Huber, Edward


Edward Huber, son of the Rev. Johann Samuel Huber & Johanna Louisa Weigand, was born in 1814 in Katharinenstadt [some sources record his birth in Messer] where his father was serving as pastor of the northern parish. Huber was native language German. The family moved to the colony of Messer in 1820 where his father served as pastor.

At the age of four, under the guidance of his father, he learned to read, and soon began to study Latin and Greek. When he was six years old, he wrote in German and Latin.

In 1823, the family moved to Saratov and Edward was admitted to the school. In 1830, Huber graduated high-school course and at commencement read his Russian poem "Farewell to Friends."

From 1832 to 1834, he studied at the St. Petersburg Institute of the Corps of Transport. He graduated with the rank of lieutenant and joined a military engineering company.

However, his major interests were literary. Huber's poems were published in various magazines. In 1835, Huber was the first to translate the tragedy of Goethe's "Faust" into Russia, but the censors banned the printing. He became depressed, and destroyed the manuscript. Pushkin, learning about it, persuaded to take up return to the translation. Dedicated to Pushkin, it was published in 1838 although many pages of text were removed by the censors.

In 1839, Huber retired with the rank of captain and joined the civil service in the Office of the Chief Commander of Communication. He did not get along with the chief Earl Kleinmikhel, and finally left the service.

By order of the Russian Academy of Sciences, he translated from German into Russian the "Tibetan Grammar and Vocabulary." Subsequently, he wrote articles on the history of German literature for "Etsiklopedicheskogo dictionary" Plyushara. In 1840, Huber became the head of the criticism department and "Literary Chronicle" in the publication Library for Reading, but due to a massive heart attack in 1842, was forced to leave the magazine.

In 1845, Huber has authored one of his best works - the poem "Prometheus," and a year later he returned to the magazine where he lead the departments of satire and drama.

He suffered another severe heart attack and died 11 April 1847.

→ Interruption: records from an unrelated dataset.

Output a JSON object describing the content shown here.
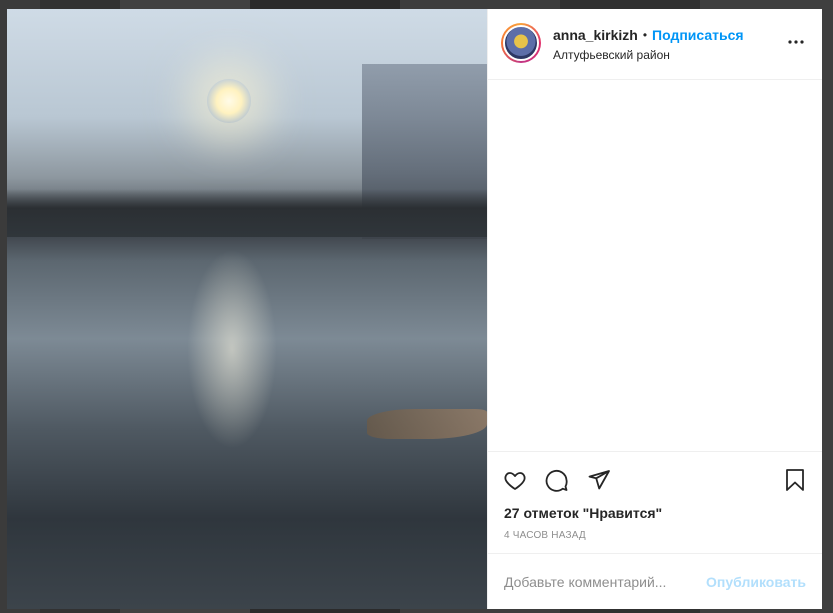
{
  "post": {
    "username": "anna_kirkizh",
    "separator": "•",
    "follow_label": "Подписаться",
    "location": "Алтуфьевский район"
  },
  "engagement": {
    "likes_text": "27 отметок \"Нравится\"",
    "time_text": "4 часов назад"
  },
  "comment": {
    "placeholder": "Добавьте комментарий...",
    "publish_label": "Опубликовать"
  },
  "icons": {
    "more": "more-options-icon",
    "like": "heart-icon",
    "comment": "comment-icon",
    "share": "paper-plane-icon",
    "save": "bookmark-icon"
  },
  "colors": {
    "accent": "#0095f6",
    "publish_disabled": "#b2dffc",
    "text": "#262626",
    "muted": "#8e8e8e"
  }
}
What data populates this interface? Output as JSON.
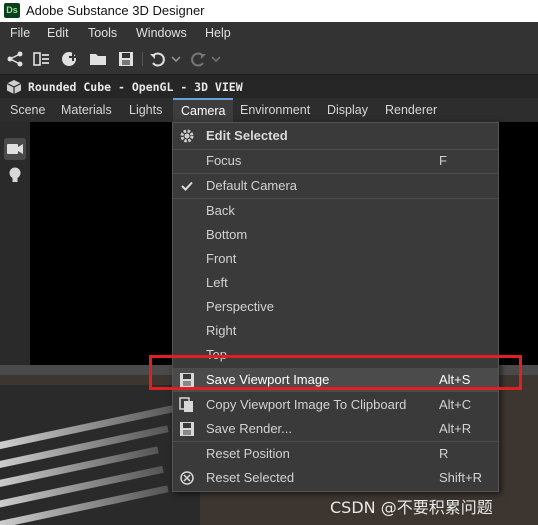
{
  "window": {
    "logo_text": "Ds",
    "title": "Adobe Substance 3D Designer"
  },
  "menubar": {
    "items": [
      "File",
      "Edit",
      "Tools",
      "Windows",
      "Help"
    ]
  },
  "toolbar": {
    "icons": [
      "new-graph-icon",
      "new-substance-icon",
      "new-resource-icon",
      "open-folder-icon",
      "save-icon",
      "undo-icon",
      "redo-icon"
    ]
  },
  "panel": {
    "title": "Rounded Cube - OpenGL - 3D VIEW"
  },
  "tabs": {
    "items": [
      "Scene",
      "Materials",
      "Lights",
      "Camera",
      "Environment",
      "Display",
      "Renderer"
    ],
    "active": "Camera"
  },
  "camera_menu": {
    "header": "Edit Selected",
    "items": [
      {
        "label": "Focus",
        "shortcut": "F"
      },
      {
        "label": "Default Camera",
        "shortcut": "",
        "checked": true
      },
      {
        "label": "Back",
        "shortcut": ""
      },
      {
        "label": "Bottom",
        "shortcut": ""
      },
      {
        "label": "Front",
        "shortcut": ""
      },
      {
        "label": "Left",
        "shortcut": ""
      },
      {
        "label": "Perspective",
        "shortcut": ""
      },
      {
        "label": "Right",
        "shortcut": ""
      },
      {
        "label": "Top",
        "shortcut": ""
      },
      {
        "label": "Save Viewport Image",
        "shortcut": "Alt+S"
      },
      {
        "label": "Copy Viewport Image To Clipboard",
        "shortcut": "Alt+C"
      },
      {
        "label": "Save Render...",
        "shortcut": "Alt+R"
      },
      {
        "label": "Reset Position",
        "shortcut": "R"
      },
      {
        "label": "Reset Selected",
        "shortcut": "Shift+R"
      }
    ]
  },
  "annotation": {
    "highlight_color": "#e02020"
  },
  "watermark": "CSDN @不要积累问题"
}
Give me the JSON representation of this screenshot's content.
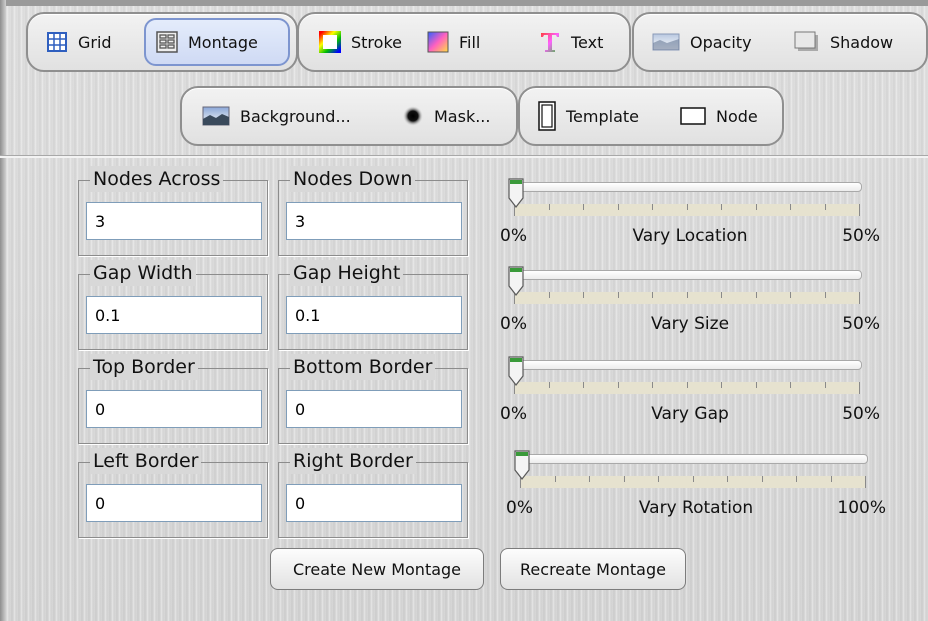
{
  "toolbar": {
    "row1": {
      "grid": "Grid",
      "montage": "Montage",
      "stroke": "Stroke",
      "fill": "Fill",
      "text": "Text",
      "opacity": "Opacity",
      "shadow": "Shadow"
    },
    "row2": {
      "background": "Background...",
      "mask": "Mask...",
      "template": "Template",
      "node": "Node"
    },
    "selected": "Montage"
  },
  "fields": {
    "nodes_across": {
      "label": "Nodes Across",
      "value": "3"
    },
    "nodes_down": {
      "label": "Nodes Down",
      "value": "3"
    },
    "gap_width": {
      "label": "Gap Width",
      "value": "0.1"
    },
    "gap_height": {
      "label": "Gap Height",
      "value": "0.1"
    },
    "top_border": {
      "label": "Top Border",
      "value": "0"
    },
    "bottom_border": {
      "label": "Bottom Border",
      "value": "0"
    },
    "left_border": {
      "label": "Left Border",
      "value": "0"
    },
    "right_border": {
      "label": "Right Border",
      "value": "0"
    }
  },
  "sliders": {
    "vary_location": {
      "title": "Vary Location",
      "min": "0%",
      "max": "50%",
      "value": 0
    },
    "vary_size": {
      "title": "Vary Size",
      "min": "0%",
      "max": "50%",
      "value": 0
    },
    "vary_gap": {
      "title": "Vary Gap",
      "min": "0%",
      "max": "50%",
      "value": 0
    },
    "vary_rotation": {
      "title": "Vary Rotation",
      "min": "0%",
      "max": "100%",
      "value": 0
    }
  },
  "buttons": {
    "create_new_montage": "Create New Montage",
    "recreate_montage": "Recreate Montage"
  },
  "colors": {
    "selected_border": "#7d95cf",
    "thumb_green": "#3a9a3a",
    "field_border": "#7f9db9"
  }
}
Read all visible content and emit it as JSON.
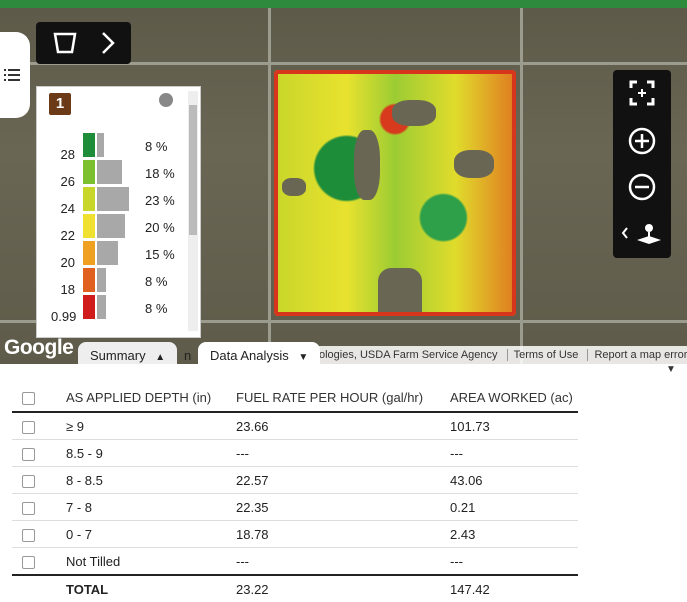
{
  "legend": {
    "layer_badge": "1",
    "rows": [
      {
        "label": "28",
        "pct": "8 %",
        "color": "#1e8d3a",
        "bar": 0.15
      },
      {
        "label": "26",
        "pct": "18 %",
        "color": "#7cc030",
        "bar": 0.55
      },
      {
        "label": "24",
        "pct": "23 %",
        "color": "#c8d62a",
        "bar": 0.7
      },
      {
        "label": "22",
        "pct": "20 %",
        "color": "#f0e030",
        "bar": 0.6
      },
      {
        "label": "20",
        "pct": "15 %",
        "color": "#f0a020",
        "bar": 0.45
      },
      {
        "label": "18",
        "pct": "8 %",
        "color": "#e06020",
        "bar": 0.2
      },
      {
        "label": "0.99",
        "pct": "8 %",
        "color": "#d01c1c",
        "bar": 0.2
      }
    ]
  },
  "map": {
    "google_logo": "Google",
    "attribution": "ologies, USDA Farm Service Agency",
    "terms": "Terms of Use",
    "report": "Report a map error"
  },
  "tabs": {
    "summary": "Summary",
    "data_analysis": "Data Analysis",
    "partial": "n"
  },
  "table": {
    "headers": [
      "AS APPLIED DEPTH (in)",
      "FUEL RATE PER HOUR (gal/hr)",
      "AREA WORKED (ac)"
    ],
    "rows": [
      [
        "≥ 9",
        "23.66",
        "101.73"
      ],
      [
        "8.5 - 9",
        "---",
        "---"
      ],
      [
        "8 - 8.5",
        "22.57",
        "43.06"
      ],
      [
        "7 - 8",
        "22.35",
        "0.21"
      ],
      [
        "0 - 7",
        "18.78",
        "2.43"
      ],
      [
        "Not Tilled",
        "---",
        "---"
      ]
    ],
    "total": [
      "TOTAL",
      "23.22",
      "147.42"
    ]
  }
}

Friedberg, Maurice. Literary Translation in Russia: A Cultural History (University Park: Penn State University Press, 2010).

Volga Colonies: 

Author & Translator Edward Huber.
Source: Jorge Bohn.